For those not familiar with E-verify here is some background data:

1986:  Ronald Reagan’s The Immigration Reform and Control Act of 1986 (IRCA) required employers to verify that all newly-hired employees present “facially valid” documentation verifying the employee’s identity and his or her legal authorization to accept employment in the United States.  The I-9 form or more properly the Employment Eligibility Verification Form is provided by the federal government for that purpose.
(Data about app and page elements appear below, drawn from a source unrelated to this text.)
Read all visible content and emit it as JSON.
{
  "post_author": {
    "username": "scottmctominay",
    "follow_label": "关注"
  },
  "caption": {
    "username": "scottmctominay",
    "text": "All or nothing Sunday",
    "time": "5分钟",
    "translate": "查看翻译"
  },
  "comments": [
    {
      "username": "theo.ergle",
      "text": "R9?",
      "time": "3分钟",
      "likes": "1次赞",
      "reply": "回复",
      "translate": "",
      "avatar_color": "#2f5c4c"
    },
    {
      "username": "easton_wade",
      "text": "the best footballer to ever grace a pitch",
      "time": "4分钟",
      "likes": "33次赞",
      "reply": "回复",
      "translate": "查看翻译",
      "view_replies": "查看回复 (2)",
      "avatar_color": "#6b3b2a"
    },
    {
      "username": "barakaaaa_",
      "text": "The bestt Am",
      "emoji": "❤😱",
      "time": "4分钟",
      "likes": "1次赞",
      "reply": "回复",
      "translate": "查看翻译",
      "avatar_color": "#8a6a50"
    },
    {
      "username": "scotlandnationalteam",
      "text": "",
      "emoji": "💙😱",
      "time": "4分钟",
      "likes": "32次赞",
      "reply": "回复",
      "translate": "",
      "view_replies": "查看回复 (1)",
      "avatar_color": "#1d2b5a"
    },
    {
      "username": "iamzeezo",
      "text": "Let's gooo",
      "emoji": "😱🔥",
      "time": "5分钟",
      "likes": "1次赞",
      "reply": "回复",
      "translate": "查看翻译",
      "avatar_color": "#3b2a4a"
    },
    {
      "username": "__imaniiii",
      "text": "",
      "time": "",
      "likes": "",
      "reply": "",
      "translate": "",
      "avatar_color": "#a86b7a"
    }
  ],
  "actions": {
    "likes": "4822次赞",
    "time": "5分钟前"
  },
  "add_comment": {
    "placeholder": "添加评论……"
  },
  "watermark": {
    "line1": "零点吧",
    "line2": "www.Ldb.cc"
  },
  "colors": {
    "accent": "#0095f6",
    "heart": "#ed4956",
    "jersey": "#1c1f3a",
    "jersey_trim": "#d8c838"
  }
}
Every employee hired after November 6, 1986 must complete an I-9 form at the time of hire.

  • 1996:  Bill Clinton signs Executive Order 12989 That is titled, “Economy and Efficiency in Government Procurement Through Compliance With Certain Immigration and Naturalization Act Provisions”
  • 1997:  Pilot program for E-verify is created and used on a volunteer basis.
  • 2008: George W. Bush Executive Order 13465 which amends EO 12989 – “Economy and Efficiency in Government Procurement Through Compliance with Certain Immigration and Nationality Act Provisions and Use of an Electronic Employment Eligibility Verification System“.  This is in conjunction with the Federal Acquisition Regulation (FAR)

Page 3 of the current Mission Viejo Ordinance reads as follows:

Sec. 2.80.030 Application of requirements.

(a) The City shall enroll and participate in the E-verify Program, as amended. The City Manager shall oversee the City’s participation in this program and shall ensure that it is applied to all persons to be hired by the City as City Employees.

(b). As a condition for the award or renewal of any City Contract, Product, Contribution or grant to a Business Entity or Contractor after July 1, 2007, for which the reasonable value of the employment, labor or personal services shall exceed $30,000.00, the Business Entity or Contractor shall provide the City documentation affirming its enrollment and participation in the E-Verify program. The Business Entity or Contractor shall be required to continue its participation in the E-Verify program throughout the course of the business relationship with the City.

(e) The City Manager shall require not less than an annual audit of the contracts the City has entered into that are within the jurisdiction of this Chapter 2.80. In March and September of each calendar year the City Manager shall provide a written report to the City Council detailing the City’s review and enforcement program, including, but not limited to, a summary of the accomplished and proposed performance audits of Contractors and Business Entities, recommendations for further reviews ,if any, and any recommendations for program refinement that the City Manager has identified in the course of applying this Chapter 2.80.”


About Larry Gilbert